As most of you know, John Wooden, the legendary coach at UCLA, died a few years ago at the age of 99. He is widely considered the greatest coach in basketball history – some would argue, in the history of all sports. His team won 10 national championships in a 12-year span. A few years ago, I had the amazing privilege to spend an afternoon with the coach.

Here’s the context… once a year, Chick-fil-A hosts a Seminar for our organization, and I serve on the team responsible for the programming. We were delighted when we were able to secure Coach Wooden to speak at our event. As is our practice, we invest one-on-one time with our keynote speakers to help them understand our organization and the objective for the meeting.

On this day, Tim Tassapolous and I were invited to the coach’s home in west Los Angeles. We were joined there by the gentleman who arranged the visit. Coach Wooden was 96 at the time.

We met at a condo the coach and his wife, Nell, had purchased in the 1970’s. The place was decorated just as you would expect of a modest home in the 70’s. The décor had not been updated. However, there had been some additions over the years. The two-bedroom home was now full of books. Everywhere you looked – books. It was clear Wooden was still a learner!

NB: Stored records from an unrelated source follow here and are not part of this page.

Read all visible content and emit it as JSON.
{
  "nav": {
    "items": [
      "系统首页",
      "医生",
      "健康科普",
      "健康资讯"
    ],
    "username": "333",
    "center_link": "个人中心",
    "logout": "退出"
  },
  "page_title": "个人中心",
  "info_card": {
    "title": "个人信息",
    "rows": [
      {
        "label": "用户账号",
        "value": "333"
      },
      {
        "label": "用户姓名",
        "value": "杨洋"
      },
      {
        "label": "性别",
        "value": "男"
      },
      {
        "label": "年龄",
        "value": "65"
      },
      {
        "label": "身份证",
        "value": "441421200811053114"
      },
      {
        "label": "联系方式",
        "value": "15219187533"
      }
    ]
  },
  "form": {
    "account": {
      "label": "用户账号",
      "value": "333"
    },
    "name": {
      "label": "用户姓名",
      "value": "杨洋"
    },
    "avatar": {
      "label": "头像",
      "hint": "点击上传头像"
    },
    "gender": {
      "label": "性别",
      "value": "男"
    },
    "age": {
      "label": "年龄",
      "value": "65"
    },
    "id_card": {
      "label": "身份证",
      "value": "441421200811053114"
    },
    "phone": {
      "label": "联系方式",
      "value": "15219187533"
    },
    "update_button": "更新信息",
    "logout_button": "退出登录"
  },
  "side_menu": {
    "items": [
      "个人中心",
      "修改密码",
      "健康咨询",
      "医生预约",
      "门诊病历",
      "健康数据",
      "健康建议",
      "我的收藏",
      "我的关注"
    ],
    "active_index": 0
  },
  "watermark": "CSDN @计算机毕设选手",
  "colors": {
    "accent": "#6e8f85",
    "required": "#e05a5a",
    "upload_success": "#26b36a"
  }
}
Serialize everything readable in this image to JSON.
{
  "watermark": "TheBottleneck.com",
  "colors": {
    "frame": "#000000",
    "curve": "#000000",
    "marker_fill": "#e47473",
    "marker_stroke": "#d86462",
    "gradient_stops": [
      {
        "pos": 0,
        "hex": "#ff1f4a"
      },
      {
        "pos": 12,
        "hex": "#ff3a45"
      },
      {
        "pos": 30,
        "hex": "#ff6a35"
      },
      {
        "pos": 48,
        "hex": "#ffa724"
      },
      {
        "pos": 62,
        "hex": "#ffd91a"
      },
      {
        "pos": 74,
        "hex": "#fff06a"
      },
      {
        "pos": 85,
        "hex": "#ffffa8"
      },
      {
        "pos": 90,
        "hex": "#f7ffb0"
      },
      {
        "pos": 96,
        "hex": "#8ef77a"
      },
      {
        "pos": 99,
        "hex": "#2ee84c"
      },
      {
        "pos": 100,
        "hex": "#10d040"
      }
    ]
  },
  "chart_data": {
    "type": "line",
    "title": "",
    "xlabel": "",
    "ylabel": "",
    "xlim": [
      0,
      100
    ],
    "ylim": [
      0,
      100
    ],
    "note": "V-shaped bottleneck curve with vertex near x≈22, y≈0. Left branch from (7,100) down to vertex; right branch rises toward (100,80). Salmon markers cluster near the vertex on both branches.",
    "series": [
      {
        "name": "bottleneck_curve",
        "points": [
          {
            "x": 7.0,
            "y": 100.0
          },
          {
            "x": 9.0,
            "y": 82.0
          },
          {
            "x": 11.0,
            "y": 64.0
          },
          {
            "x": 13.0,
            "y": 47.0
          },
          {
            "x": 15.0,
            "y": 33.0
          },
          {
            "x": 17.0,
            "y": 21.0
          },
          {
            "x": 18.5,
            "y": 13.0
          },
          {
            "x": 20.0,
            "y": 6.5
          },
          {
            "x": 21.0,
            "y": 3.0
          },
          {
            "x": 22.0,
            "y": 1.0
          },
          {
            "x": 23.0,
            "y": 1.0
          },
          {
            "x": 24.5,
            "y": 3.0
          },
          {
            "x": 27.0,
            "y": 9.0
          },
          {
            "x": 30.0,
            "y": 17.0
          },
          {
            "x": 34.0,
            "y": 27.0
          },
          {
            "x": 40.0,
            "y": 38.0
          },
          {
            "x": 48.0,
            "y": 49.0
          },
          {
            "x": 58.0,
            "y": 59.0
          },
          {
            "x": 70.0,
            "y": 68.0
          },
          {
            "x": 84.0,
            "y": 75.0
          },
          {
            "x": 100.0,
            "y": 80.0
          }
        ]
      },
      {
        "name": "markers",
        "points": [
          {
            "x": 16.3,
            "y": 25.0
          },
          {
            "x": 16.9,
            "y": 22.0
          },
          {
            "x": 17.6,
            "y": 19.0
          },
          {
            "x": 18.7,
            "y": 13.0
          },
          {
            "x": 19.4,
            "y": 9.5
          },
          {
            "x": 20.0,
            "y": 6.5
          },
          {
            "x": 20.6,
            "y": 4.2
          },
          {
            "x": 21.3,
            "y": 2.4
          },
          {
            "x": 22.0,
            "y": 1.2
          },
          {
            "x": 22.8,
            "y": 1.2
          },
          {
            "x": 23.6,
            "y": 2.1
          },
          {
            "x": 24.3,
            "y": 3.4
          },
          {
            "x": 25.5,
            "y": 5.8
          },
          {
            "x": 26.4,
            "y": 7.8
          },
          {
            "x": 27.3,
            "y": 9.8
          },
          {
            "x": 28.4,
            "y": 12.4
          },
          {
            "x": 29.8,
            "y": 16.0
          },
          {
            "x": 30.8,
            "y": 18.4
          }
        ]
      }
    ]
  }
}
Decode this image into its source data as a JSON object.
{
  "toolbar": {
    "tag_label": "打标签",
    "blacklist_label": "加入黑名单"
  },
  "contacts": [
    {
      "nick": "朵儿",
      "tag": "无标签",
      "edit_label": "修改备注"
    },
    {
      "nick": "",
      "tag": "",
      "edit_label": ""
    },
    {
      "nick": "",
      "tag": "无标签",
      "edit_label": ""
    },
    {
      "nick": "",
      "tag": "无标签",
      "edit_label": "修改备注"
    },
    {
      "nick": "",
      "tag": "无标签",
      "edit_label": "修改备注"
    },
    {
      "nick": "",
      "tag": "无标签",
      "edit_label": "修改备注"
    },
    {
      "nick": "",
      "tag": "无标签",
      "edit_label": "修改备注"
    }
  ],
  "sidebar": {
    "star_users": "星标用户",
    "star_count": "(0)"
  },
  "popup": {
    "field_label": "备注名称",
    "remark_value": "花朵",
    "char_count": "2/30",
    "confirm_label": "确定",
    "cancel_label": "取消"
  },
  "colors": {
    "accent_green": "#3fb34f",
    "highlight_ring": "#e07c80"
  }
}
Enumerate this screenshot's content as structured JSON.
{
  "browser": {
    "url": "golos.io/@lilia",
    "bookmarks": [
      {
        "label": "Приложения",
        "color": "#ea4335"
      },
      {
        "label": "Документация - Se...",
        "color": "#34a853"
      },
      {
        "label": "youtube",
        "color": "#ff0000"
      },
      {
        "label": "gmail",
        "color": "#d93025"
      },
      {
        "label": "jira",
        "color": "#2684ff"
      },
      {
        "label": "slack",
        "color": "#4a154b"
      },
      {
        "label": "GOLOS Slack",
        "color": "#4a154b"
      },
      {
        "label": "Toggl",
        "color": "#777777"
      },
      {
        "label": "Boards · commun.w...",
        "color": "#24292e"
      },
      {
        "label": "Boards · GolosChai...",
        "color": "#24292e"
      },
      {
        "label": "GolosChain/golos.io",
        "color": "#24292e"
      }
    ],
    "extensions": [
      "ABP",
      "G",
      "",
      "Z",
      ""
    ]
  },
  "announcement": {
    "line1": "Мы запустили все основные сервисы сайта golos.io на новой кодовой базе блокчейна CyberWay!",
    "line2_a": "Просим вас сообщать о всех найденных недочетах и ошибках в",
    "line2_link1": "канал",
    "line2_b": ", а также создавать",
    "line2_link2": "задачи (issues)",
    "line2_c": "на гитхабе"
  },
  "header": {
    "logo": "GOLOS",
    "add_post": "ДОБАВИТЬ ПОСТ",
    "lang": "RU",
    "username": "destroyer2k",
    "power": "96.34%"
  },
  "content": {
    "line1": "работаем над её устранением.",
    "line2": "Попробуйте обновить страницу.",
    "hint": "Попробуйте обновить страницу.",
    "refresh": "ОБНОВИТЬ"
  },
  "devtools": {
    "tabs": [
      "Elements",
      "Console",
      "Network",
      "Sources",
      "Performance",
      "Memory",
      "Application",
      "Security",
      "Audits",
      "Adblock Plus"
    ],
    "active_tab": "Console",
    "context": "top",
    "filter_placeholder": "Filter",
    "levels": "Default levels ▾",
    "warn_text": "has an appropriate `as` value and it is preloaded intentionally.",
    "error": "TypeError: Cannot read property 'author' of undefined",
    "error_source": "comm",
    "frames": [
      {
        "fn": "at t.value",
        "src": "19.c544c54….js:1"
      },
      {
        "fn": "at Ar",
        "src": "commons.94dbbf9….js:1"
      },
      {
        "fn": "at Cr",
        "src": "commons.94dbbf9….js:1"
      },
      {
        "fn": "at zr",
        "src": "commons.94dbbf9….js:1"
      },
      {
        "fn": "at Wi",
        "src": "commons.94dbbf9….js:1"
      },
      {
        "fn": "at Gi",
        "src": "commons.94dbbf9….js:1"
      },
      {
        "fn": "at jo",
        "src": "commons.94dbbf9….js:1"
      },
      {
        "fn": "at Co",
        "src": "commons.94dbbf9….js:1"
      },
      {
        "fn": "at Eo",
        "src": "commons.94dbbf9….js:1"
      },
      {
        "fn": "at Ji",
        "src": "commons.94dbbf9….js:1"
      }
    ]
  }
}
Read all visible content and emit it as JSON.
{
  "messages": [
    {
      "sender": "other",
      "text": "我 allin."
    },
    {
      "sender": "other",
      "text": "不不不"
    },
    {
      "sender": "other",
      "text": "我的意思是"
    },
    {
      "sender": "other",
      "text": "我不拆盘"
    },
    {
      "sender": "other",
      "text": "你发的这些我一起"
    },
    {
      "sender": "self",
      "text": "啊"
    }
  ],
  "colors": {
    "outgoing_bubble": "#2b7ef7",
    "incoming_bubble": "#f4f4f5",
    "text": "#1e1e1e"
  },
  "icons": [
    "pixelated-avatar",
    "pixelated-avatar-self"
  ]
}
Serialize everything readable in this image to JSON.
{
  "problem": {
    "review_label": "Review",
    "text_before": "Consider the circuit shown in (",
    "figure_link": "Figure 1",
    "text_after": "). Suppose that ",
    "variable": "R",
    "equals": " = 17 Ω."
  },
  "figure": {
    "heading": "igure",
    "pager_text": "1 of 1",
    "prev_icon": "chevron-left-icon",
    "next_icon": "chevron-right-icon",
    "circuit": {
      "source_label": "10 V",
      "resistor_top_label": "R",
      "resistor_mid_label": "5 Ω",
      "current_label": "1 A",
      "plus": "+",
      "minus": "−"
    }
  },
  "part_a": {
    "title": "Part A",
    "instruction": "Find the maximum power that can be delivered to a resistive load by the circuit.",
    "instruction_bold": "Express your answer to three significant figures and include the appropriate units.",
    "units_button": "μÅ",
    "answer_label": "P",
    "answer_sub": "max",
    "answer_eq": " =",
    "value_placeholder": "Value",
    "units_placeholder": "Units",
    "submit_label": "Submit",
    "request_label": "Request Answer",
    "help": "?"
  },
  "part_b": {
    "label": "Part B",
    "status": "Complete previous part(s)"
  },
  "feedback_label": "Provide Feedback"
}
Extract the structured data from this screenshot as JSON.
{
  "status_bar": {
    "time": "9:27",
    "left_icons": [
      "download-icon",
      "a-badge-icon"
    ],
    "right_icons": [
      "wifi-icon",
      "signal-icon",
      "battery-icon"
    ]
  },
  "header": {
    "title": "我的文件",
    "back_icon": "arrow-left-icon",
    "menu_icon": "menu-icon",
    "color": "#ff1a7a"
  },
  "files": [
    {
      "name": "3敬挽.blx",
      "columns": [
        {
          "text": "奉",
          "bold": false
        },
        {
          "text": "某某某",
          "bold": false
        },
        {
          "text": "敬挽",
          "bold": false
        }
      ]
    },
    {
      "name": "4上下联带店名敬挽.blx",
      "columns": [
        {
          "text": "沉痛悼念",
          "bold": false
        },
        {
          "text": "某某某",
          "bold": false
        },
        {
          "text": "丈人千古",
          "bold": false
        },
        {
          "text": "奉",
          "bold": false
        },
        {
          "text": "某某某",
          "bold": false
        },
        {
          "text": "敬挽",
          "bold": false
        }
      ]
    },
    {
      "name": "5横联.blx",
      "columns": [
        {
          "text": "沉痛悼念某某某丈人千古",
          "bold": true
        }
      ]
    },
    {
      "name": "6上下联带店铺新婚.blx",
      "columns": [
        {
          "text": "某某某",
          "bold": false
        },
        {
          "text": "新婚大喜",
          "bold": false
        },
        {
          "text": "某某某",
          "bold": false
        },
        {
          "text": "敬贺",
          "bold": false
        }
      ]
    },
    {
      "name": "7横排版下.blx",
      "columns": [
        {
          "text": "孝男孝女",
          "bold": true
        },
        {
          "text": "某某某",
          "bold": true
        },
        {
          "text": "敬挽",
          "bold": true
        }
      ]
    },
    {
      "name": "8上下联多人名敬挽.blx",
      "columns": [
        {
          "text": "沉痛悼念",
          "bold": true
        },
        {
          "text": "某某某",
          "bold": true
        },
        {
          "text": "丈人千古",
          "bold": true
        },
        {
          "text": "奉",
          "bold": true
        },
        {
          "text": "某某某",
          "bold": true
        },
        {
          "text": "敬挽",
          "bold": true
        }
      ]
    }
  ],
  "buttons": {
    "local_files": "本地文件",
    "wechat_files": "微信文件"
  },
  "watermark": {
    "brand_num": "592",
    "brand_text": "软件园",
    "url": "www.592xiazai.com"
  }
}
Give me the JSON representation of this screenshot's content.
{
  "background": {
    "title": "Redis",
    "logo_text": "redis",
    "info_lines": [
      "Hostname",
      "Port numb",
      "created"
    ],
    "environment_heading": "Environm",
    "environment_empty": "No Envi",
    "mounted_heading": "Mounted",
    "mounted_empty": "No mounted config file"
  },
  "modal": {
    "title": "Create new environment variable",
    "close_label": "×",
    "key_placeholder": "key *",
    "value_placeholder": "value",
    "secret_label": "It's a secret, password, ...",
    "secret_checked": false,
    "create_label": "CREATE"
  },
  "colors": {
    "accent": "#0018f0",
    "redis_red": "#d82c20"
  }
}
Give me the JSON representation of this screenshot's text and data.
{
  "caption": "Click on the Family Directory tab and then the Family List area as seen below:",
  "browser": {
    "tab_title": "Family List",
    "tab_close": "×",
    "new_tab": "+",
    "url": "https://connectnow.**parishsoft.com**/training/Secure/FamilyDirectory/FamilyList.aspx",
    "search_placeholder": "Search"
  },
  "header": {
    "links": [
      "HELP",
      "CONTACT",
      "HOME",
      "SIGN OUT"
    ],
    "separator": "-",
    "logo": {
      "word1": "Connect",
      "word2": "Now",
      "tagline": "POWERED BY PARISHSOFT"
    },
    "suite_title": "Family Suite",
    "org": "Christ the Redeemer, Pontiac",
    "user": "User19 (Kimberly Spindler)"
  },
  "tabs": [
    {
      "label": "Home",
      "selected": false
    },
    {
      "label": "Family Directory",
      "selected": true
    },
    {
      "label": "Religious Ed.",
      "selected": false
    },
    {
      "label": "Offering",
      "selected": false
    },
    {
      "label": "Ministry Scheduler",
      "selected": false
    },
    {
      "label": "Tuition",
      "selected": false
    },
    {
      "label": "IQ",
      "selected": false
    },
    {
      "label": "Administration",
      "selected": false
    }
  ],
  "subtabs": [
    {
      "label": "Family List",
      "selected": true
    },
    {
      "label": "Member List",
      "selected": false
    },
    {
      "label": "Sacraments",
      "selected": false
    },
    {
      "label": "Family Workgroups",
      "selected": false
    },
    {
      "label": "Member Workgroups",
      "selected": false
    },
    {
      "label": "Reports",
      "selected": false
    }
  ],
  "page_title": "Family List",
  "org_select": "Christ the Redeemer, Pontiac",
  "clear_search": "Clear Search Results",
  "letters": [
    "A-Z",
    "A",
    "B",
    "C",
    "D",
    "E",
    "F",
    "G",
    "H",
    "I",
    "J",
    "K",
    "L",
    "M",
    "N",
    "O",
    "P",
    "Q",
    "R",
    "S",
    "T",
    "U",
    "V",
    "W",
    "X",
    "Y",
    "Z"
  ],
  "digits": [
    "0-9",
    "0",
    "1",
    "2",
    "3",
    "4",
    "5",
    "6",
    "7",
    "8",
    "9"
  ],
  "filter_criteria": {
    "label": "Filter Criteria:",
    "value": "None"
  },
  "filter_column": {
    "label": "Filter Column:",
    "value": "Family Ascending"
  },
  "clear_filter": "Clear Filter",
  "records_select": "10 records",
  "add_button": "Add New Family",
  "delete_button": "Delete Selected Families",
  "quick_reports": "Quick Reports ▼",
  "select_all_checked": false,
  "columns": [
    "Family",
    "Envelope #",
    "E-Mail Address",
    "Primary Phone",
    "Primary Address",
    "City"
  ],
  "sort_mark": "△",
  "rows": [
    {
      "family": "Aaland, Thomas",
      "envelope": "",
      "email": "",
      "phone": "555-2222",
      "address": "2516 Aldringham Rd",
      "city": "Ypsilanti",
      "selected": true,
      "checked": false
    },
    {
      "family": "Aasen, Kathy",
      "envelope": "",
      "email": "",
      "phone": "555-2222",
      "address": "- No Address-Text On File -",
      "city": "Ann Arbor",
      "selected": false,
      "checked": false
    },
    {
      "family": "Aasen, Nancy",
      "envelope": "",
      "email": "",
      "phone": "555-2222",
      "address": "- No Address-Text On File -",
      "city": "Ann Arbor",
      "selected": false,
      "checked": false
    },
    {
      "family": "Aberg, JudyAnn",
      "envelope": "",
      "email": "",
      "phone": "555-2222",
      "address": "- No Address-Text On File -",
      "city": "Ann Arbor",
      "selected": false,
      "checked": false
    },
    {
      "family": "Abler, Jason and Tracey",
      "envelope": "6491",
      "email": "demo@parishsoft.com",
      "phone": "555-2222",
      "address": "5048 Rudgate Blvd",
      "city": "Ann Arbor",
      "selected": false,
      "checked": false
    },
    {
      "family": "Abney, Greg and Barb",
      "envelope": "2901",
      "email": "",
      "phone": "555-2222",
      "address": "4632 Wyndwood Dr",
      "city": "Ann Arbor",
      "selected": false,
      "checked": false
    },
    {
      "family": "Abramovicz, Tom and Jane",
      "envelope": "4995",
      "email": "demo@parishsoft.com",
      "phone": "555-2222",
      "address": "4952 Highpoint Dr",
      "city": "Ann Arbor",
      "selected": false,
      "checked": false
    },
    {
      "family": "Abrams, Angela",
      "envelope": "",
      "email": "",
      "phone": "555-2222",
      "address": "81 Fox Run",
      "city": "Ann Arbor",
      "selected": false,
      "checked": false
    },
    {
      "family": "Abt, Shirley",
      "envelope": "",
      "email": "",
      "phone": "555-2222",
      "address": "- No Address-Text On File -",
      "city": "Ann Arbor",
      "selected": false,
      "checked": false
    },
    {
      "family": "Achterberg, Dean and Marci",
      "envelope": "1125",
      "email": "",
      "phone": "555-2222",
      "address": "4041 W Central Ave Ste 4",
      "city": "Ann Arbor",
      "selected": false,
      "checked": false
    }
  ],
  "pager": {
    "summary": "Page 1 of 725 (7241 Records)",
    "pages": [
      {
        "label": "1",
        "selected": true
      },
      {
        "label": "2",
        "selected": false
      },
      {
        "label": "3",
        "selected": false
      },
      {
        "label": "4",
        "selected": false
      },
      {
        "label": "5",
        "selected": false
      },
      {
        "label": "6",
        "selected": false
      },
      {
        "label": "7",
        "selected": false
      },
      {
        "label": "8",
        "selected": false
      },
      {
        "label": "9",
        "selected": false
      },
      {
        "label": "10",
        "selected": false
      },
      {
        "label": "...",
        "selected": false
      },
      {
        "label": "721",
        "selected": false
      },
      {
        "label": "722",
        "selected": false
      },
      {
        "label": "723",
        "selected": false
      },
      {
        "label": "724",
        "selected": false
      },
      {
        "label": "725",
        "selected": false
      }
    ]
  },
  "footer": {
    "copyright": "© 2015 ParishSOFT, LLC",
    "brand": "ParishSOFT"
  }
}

The other thing you might notice in this unassuming place were the plaques and trophies. Not displayed as you might expect, but randomly placed here and there. Their lack of prominence was indicative of the priority Wooden placed on them. The Presidential Medal of Freedom was not in a frame hanging over the mantle, it was draped across an object on a random piece of furniture the way a 3rd grader would display a 4th place track & field ribbon. No pretense.

This lack of pretense continued as we began our conversation with the coach. He was focused, interested and inquisitive about our organization. We were there to brief him, and we did, but we got in a few questions along the way. One was about his relationship with his players. He told us about the number of players that had chosen to stay in touch. Some called him virtually every day! Forty years after he coached them – they still called.

What was it that created such loyalty, respect and love? Entire books have been written on Coach Wooden; many of them shed light on the answer to that question. But for me, I’m guessing, having spent only a few hours with the man, the answer is rooted in his selflessness.

Our conversation that afternoon could have easily been about the coach – selfishly, I wish it had been. But he insisted we stay on task. He wanted to learn about us. He wanted to serve us. He wanted to serve Chick-fil-A. I’m guessing he had the same focus on serving others his entire life.

As we were leaving, Tim and I had a deep sense we had been in the presence of greatness that afternoon. We didn’t have pages of notes, but we had seen servant leadership modeled for us in its purest form. I was reminded again that day, the great leaders always want to serve others.

As we drove away, I looked back and the coach was standing at the window, waving goodbye. It’s a sight I’ll never forget.[GLS_Shield]

 

 

Author: Mark Miller

Mark is a business leader, author, communicator, photographer, husband, and father. He spends his time helping leaders grow.